■ **DATA IN THIS EXERCISE**
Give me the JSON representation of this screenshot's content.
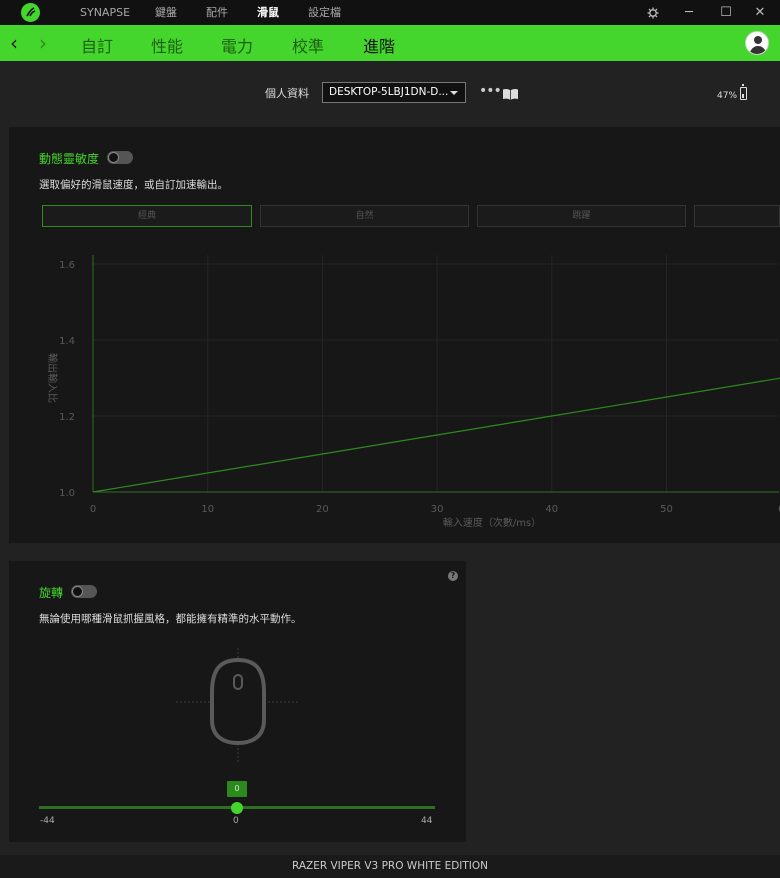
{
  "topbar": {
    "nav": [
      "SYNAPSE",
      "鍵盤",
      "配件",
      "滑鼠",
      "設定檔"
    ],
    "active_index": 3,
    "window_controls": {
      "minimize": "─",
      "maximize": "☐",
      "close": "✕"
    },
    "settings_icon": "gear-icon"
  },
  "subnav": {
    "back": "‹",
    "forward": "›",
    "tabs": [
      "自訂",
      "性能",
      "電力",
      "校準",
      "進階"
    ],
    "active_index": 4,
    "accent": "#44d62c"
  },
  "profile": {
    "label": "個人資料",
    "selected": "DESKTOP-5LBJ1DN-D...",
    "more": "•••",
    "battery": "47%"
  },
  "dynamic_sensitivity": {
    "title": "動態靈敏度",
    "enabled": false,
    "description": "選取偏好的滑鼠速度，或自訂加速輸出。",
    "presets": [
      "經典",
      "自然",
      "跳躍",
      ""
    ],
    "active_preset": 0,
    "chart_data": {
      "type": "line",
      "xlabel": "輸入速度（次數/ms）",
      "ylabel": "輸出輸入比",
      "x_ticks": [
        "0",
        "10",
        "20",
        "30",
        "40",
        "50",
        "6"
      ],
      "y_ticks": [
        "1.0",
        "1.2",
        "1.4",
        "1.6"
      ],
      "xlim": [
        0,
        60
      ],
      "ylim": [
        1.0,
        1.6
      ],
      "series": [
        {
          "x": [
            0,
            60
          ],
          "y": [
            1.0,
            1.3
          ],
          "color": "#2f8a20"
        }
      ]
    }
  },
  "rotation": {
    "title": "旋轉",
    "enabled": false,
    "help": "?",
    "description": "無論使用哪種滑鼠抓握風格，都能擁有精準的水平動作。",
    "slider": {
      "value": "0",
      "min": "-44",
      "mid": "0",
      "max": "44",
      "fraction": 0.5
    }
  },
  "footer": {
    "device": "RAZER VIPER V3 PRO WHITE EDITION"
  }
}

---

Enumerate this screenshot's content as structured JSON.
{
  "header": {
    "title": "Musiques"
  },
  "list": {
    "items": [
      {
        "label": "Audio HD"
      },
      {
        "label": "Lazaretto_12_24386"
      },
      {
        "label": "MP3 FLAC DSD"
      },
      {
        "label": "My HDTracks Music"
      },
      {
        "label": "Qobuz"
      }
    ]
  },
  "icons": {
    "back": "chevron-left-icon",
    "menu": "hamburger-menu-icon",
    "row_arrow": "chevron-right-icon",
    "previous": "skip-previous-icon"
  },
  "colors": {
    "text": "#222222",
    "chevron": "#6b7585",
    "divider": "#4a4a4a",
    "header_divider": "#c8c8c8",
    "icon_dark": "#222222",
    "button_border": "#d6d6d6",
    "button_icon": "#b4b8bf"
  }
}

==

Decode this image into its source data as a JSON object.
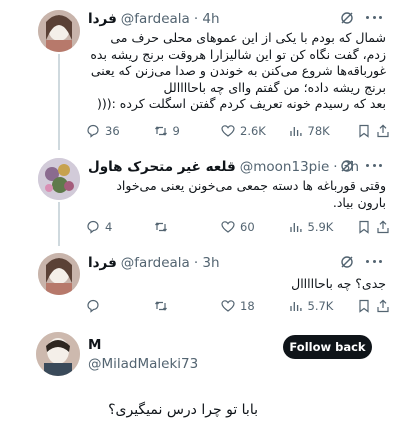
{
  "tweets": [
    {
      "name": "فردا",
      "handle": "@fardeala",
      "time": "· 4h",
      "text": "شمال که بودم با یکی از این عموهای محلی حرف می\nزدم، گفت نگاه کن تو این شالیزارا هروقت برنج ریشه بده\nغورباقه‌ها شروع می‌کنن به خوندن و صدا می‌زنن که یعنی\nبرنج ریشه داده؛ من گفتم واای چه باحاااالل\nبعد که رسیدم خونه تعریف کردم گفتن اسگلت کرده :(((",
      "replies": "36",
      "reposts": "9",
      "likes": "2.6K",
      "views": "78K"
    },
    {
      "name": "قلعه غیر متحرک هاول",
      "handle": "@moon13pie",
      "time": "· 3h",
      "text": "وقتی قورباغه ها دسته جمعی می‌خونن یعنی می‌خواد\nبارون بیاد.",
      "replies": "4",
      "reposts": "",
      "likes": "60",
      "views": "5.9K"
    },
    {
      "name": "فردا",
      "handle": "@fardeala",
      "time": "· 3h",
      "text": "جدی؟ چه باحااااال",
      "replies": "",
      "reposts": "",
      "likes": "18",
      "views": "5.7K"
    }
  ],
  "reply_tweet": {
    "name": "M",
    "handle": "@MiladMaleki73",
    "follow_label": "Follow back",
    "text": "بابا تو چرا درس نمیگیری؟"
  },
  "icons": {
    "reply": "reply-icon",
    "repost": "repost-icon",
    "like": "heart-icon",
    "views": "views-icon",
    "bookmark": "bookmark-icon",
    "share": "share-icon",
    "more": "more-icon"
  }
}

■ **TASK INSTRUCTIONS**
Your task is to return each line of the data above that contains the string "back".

■ **OUTPUT BELOW**
    "back": "‹",
    "back": "chevron-left-icon",
    "follow_label": "Follow back",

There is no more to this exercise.